“One part of me wants to tell you everything One part of me just needs the quiet.” -Toad the Wet Sprocket Frightening can be the revelation that life has changed. When it isn’t as it was before. In the space between revelation and full appreciation of new discovery, I choose to exploit the silence – the awkwardness of all that is quiet and unsettled…where the breath of anticipation is a whisper not yet revealed. In the depths of this sometimes lonely place is where we come to appreciate that we are not alone. Sometimes we expect fireworks and cartwheels of gratitude, but are met with the hesitation of exuberance – the pregnant pause before the crowd realizes they can laugh or that they should clap…the beat the best comedic actors feed off of under the pressure to perform. Pinch me – is this real? I dare not speak for fear […] Read more »

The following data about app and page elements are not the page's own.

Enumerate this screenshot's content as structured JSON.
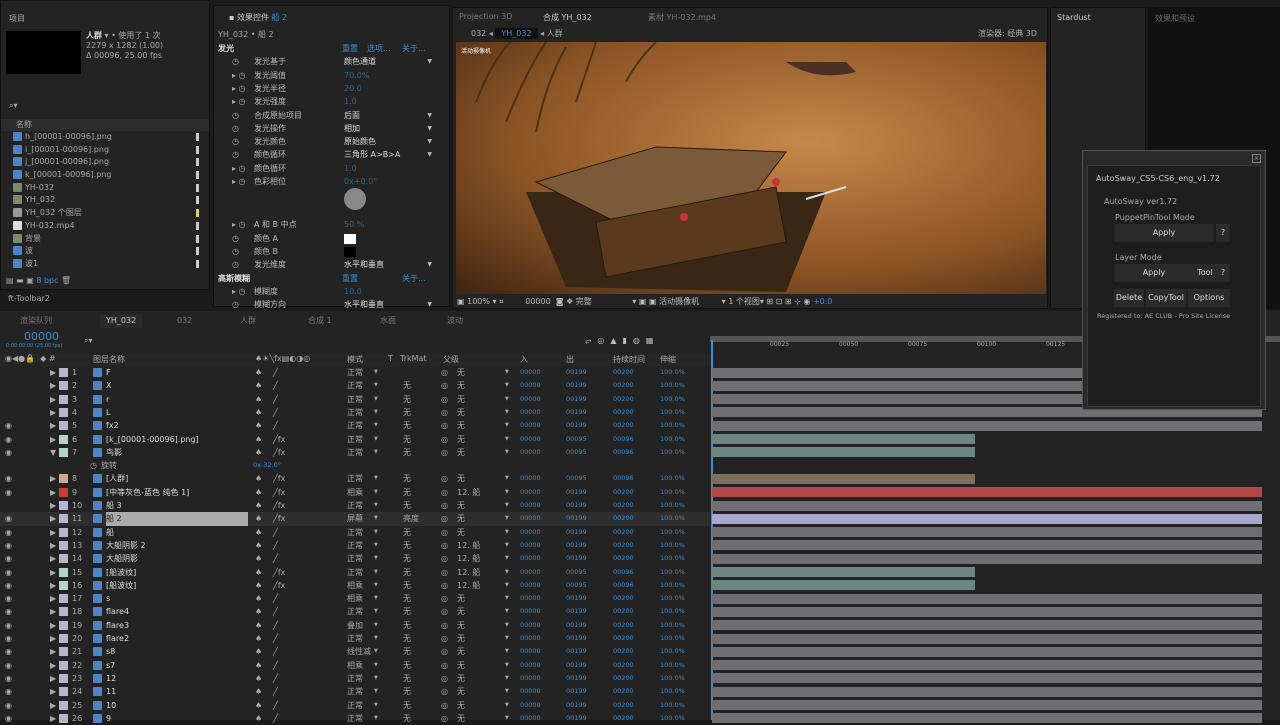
{
  "project": {
    "title": "项目",
    "item_name": "人群",
    "usage": "使用了 1 次",
    "dims": "2279 x 1282 (1.00)",
    "duration": "Δ 00096, 25.00 fps",
    "col_name": "名称",
    "bpc": "8 bpc",
    "items": [
      {
        "name": "h_[00001-00096].png",
        "type": "seq"
      },
      {
        "name": "i_[00001-00096].png",
        "type": "seq"
      },
      {
        "name": "j_[00001-00096].png",
        "type": "seq"
      },
      {
        "name": "k_[00001-00096].png",
        "type": "seq"
      },
      {
        "name": "YH-032",
        "type": "comp"
      },
      {
        "name": "YH_032",
        "type": "comp"
      },
      {
        "name": "YH_032 个图层",
        "type": "folder"
      },
      {
        "name": "YH-032.mp4",
        "type": "file"
      },
      {
        "name": "背景",
        "type": "comp"
      },
      {
        "name": "波",
        "type": "seq"
      },
      {
        "name": "波1",
        "type": "seq"
      }
    ]
  },
  "toolbar2": "ft-Toolbar2",
  "effects": {
    "title": "效果控件",
    "layer": "船 2",
    "path": "YH_032 • 船 2",
    "reset": "重置",
    "options": "选项...",
    "about": "关于...",
    "fx1": "发光",
    "fx2": "高斯模糊",
    "props": [
      {
        "n": "发光基于",
        "v": "颜色通道",
        "dd": true
      },
      {
        "n": "发光阈值",
        "v": "70.0%",
        "t": true
      },
      {
        "n": "发光半径",
        "v": "20.0",
        "t": true
      },
      {
        "n": "发光强度",
        "v": "1.0",
        "t": true
      },
      {
        "n": "合成原始项目",
        "v": "后面",
        "dd": true
      },
      {
        "n": "发光操作",
        "v": "相加",
        "dd": true
      },
      {
        "n": "发光颜色",
        "v": "原始颜色",
        "dd": true
      },
      {
        "n": "颜色循环",
        "v": "三角形 A>B>A",
        "dd": true
      },
      {
        "n": "颜色循环",
        "v": "1.0",
        "t": true
      },
      {
        "n": "色彩相位",
        "v": "0x+0.0°",
        "t": true,
        "open": true
      }
    ],
    "props2": [
      {
        "n": "A 和 B 中点",
        "v": "50 %",
        "t": true
      },
      {
        "n": "颜色 A",
        "v": "",
        "color": "#ffffff"
      },
      {
        "n": "颜色 B",
        "v": "",
        "color": "#000000"
      },
      {
        "n": "发光维度",
        "v": "水平和垂直",
        "dd": true
      }
    ],
    "blur": [
      {
        "n": "模糊度",
        "v": "10.0",
        "t": true
      },
      {
        "n": "模糊方向",
        "v": "水平和垂直",
        "dd": true
      }
    ]
  },
  "viewer": {
    "tabs": [
      "Projection 3D",
      "合成 YH_032",
      "素材 YH-032.mp4"
    ],
    "crumbs": [
      "032",
      "YH_032",
      "人群"
    ],
    "renderer": "渲染器:",
    "renderer_val": "经典 3D",
    "camera_label": "活动摄像机",
    "footer": {
      "zoom": "100%",
      "time": "00000",
      "quality": "完整",
      "camera": "活动摄像机",
      "views": "1 个视图",
      "exposure": "+0.0"
    }
  },
  "stardust": "Stardust",
  "presets": "效果和预设",
  "autosway": {
    "title": "AutoSway_CS5-CS6_eng_v1.72",
    "ver": "AutoSway ver1.72",
    "puppet": "PuppetPinTool Mode",
    "apply": "Apply",
    "help": "?",
    "layer_mode": "Layer Mode",
    "tool": "Tool",
    "delete": "Delete",
    "copytool": "CopyTool",
    "options": "Options",
    "reg": "Registered to: AE CLUB - Pro Site License"
  },
  "timeline": {
    "tabs": [
      "渲染队列",
      "YH_032",
      "032",
      "人群",
      "合成 1",
      "水面",
      "波动"
    ],
    "timecode": "00000",
    "timecode_sub": "0:00:00:00 (25.00 fps)",
    "cols": {
      "name": "图层名称",
      "mode": "模式",
      "t": "T",
      "trkmat": "TrkMat",
      "parent": "父级",
      "in": "入",
      "out": "出",
      "dur": "持续时间",
      "stretch": "伸缩"
    },
    "ruler": [
      "00025",
      "00050",
      "00075",
      "00100",
      "00125"
    ],
    "sub_prop": {
      "name": "旋转",
      "value": "0x-32.0°"
    },
    "layers": [
      {
        "n": 1,
        "name": "F",
        "c": "#b9b3d6",
        "mode": "正常",
        "tm": "",
        "p": "无",
        "in": "00000",
        "out": "00199",
        "d": "00200",
        "s": "100.0%",
        "fx": false,
        "eye": false
      },
      {
        "n": 2,
        "name": "X",
        "c": "#b9b3d6",
        "mode": "正常",
        "tm": "无",
        "p": "无",
        "in": "00000",
        "out": "00199",
        "d": "00200",
        "s": "100.0%",
        "fx": false,
        "eye": false
      },
      {
        "n": 3,
        "name": "r",
        "c": "#b9b3d6",
        "mode": "正常",
        "tm": "无",
        "p": "无",
        "in": "00000",
        "out": "00199",
        "d": "00200",
        "s": "100.0%",
        "fx": false,
        "eye": false
      },
      {
        "n": 4,
        "name": "L",
        "c": "#b9b3d6",
        "mode": "正常",
        "tm": "无",
        "p": "无",
        "in": "00000",
        "out": "00199",
        "d": "00200",
        "s": "100.0%",
        "fx": false,
        "eye": false
      },
      {
        "n": 5,
        "name": "fx2",
        "c": "#b9b3d6",
        "mode": "正常",
        "tm": "无",
        "p": "无",
        "in": "00000",
        "out": "00199",
        "d": "00200",
        "s": "100.0%",
        "fx": false,
        "eye": true
      },
      {
        "n": 6,
        "name": "[k_[00001-00096].png]",
        "c": "#b4d6c8",
        "mode": "正常",
        "tm": "无",
        "p": "无",
        "in": "00000",
        "out": "00095",
        "d": "00096",
        "s": "100.0%",
        "fx": true,
        "eye": true
      },
      {
        "n": 7,
        "name": "鸟影",
        "c": "#b4d6c8",
        "mode": "正常",
        "tm": "无",
        "p": "无",
        "in": "00000",
        "out": "00095",
        "d": "00096",
        "s": "100.0%",
        "fx": true,
        "eye": true,
        "open": true
      },
      {
        "n": 8,
        "name": "[人群]",
        "c": "#c8ac8c",
        "mode": "正常",
        "tm": "无",
        "p": "无",
        "in": "00000",
        "out": "00095",
        "d": "00096",
        "s": "100.0%",
        "fx": true,
        "eye": true
      },
      {
        "n": 9,
        "name": "[中等灰色-蓝色 纯色 1]",
        "c": "#d23a3a",
        "mode": "相乘",
        "tm": "无",
        "p": "12. 船",
        "in": "00000",
        "out": "00199",
        "d": "00200",
        "s": "100.0%",
        "fx": true,
        "eye": true
      },
      {
        "n": 10,
        "name": "船 3",
        "c": "#b9b3d6",
        "mode": "正常",
        "tm": "无",
        "p": "无",
        "in": "00000",
        "out": "00199",
        "d": "00200",
        "s": "100.0%",
        "fx": true,
        "eye": false
      },
      {
        "n": 11,
        "name": "船 2",
        "c": "#b9b3d6",
        "mode": "屏幕",
        "tm": "亮度",
        "p": "无",
        "in": "00000",
        "out": "00199",
        "d": "00200",
        "s": "100.0%",
        "fx": true,
        "eye": true,
        "sel": true
      },
      {
        "n": 12,
        "name": "船",
        "c": "#b9b3d6",
        "mode": "正常",
        "tm": "无",
        "p": "无",
        "in": "00000",
        "out": "00199",
        "d": "00200",
        "s": "100.0%",
        "fx": false,
        "eye": true
      },
      {
        "n": 13,
        "name": "大船阴影 2",
        "c": "#b9b3d6",
        "mode": "正常",
        "tm": "无",
        "p": "12. 船",
        "in": "00000",
        "out": "00199",
        "d": "00200",
        "s": "100.0%",
        "fx": false,
        "eye": true
      },
      {
        "n": 14,
        "name": "大船阴影",
        "c": "#b9b3d6",
        "mode": "正常",
        "tm": "无",
        "p": "12. 船",
        "in": "00000",
        "out": "00199",
        "d": "00200",
        "s": "100.0%",
        "fx": false,
        "eye": true
      },
      {
        "n": 15,
        "name": "[船波纹]",
        "c": "#b4d6c8",
        "mode": "正常",
        "tm": "无",
        "p": "12. 船",
        "in": "00000",
        "out": "00095",
        "d": "00096",
        "s": "100.0%",
        "fx": true,
        "eye": true
      },
      {
        "n": 16,
        "name": "[船波纹]",
        "c": "#b4d6c8",
        "mode": "相乘",
        "tm": "无",
        "p": "12. 船",
        "in": "00000",
        "out": "00095",
        "d": "00096",
        "s": "100.0%",
        "fx": true,
        "eye": true
      },
      {
        "n": 17,
        "name": "s",
        "c": "#b9b3d6",
        "mode": "相乘",
        "tm": "无",
        "p": "无",
        "in": "00000",
        "out": "00199",
        "d": "00200",
        "s": "100.0%",
        "fx": false,
        "eye": true
      },
      {
        "n": 18,
        "name": "flare4",
        "c": "#b9b3d6",
        "mode": "正常",
        "tm": "无",
        "p": "无",
        "in": "00000",
        "out": "00199",
        "d": "00200",
        "s": "100.0%",
        "fx": false,
        "eye": true
      },
      {
        "n": 19,
        "name": "flare3",
        "c": "#b9b3d6",
        "mode": "叠加",
        "tm": "无",
        "p": "无",
        "in": "00000",
        "out": "00199",
        "d": "00200",
        "s": "100.0%",
        "fx": false,
        "eye": true
      },
      {
        "n": 20,
        "name": "flare2",
        "c": "#b9b3d6",
        "mode": "正常",
        "tm": "无",
        "p": "无",
        "in": "00000",
        "out": "00199",
        "d": "00200",
        "s": "100.0%",
        "fx": false,
        "eye": true
      },
      {
        "n": 21,
        "name": "s8",
        "c": "#b9b3d6",
        "mode": "线性减",
        "tm": "无",
        "p": "无",
        "in": "00000",
        "out": "00199",
        "d": "00200",
        "s": "100.0%",
        "fx": false,
        "eye": true
      },
      {
        "n": 22,
        "name": "s7",
        "c": "#b9b3d6",
        "mode": "相乘",
        "tm": "无",
        "p": "无",
        "in": "00000",
        "out": "00199",
        "d": "00200",
        "s": "100.0%",
        "fx": false,
        "eye": true
      },
      {
        "n": 23,
        "name": "12",
        "c": "#b9b3d6",
        "mode": "正常",
        "tm": "无",
        "p": "无",
        "in": "00000",
        "out": "00199",
        "d": "00200",
        "s": "100.0%",
        "fx": false,
        "eye": true
      },
      {
        "n": 24,
        "name": "11",
        "c": "#b9b3d6",
        "mode": "正常",
        "tm": "无",
        "p": "无",
        "in": "00000",
        "out": "00199",
        "d": "00200",
        "s": "100.0%",
        "fx": false,
        "eye": true
      },
      {
        "n": 25,
        "name": "10",
        "c": "#b9b3d6",
        "mode": "正常",
        "tm": "无",
        "p": "无",
        "in": "00000",
        "out": "00199",
        "d": "00200",
        "s": "100.0%",
        "fx": false,
        "eye": true
      },
      {
        "n": 26,
        "name": "9",
        "c": "#b9b3d6",
        "mode": "正常",
        "tm": "无",
        "p": "无",
        "in": "00000",
        "out": "00199",
        "d": "00200",
        "s": "100.0%",
        "fx": false,
        "eye": true
      }
    ]
  }
}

Guardians of Stories

This is a guest blog by Jeff Standell who is a full-time intake specialist and works part-time for OrgCode doing SPDAT training and advising. On top of that, he is a stand-up guy who teaches me loads about patience and the privilege of service. I am a better person for knowing Jeff. If you like the blog, reach out and send him a note jstandell@orgcode.com or hit him up on Twitter @jstandell   I attended a funeral today, and I realize that by the time this blog reaches the light of day my today will be long past. The funeral in question was not for a loved one, family member or friend, not for a past colleague. I came from a funeral of somebody who used to be homeless, and after crossing my path, and that of other people in our community who battle daily to end homelessness, was not […] Read more »

Mid-Year Stats

Here we are mid-year. Just tallied up some numbers:   I have been to 47 different communities so far this year (some more than once) and other OrgCode team members have been to a dozen more.   I have logged more than 100,000 air miles so far this year. That is the equivalent of going around the globe about four times.   About 850 people Like the OrgCode FaceBook page. (facebook.com/orgcode)   About 1,100 people follow me on Twitter. (@orgcode)   More than 105,000 viewers have come to the blog. (wow)   The most popular blog of the year (so far)? 10 Things to Keep in Mind if You are Serious About Ending Homelessness   OrgCode went from two owners to one (me) earlier this year.   “SPDAT” and “OrgCode” are the two most popular terms that lead people to our website through search engines.   110% is what we give it […] Read more »

Job, Career or Vocation?

HOWDY READERS – I AM OFF THIS WEEK FOR SOME SELF-CARE. THINKING ABOUT THAT INSPIRED THIS BLOG ABOUT JOBS, CAREERS and VOCATIONS. ENJOY!   I’ve had jobs – and probably you have too – that were only about doing something for someone else in order to get paid. I have some great stories from some of those jobs (especially summer jobs during undergrad years). But when I have had jobs in my life, time off was critical – from milking every coffee break to downtime on the weekends to vacation time. I’ve had career stops when I was truly a careerist. In those times in my life a lot of what I was involved in was not as much about the content of the tasks (though I did like a lot of what I did), but more about how far I could get up the ladder and how fast. It […] Read more »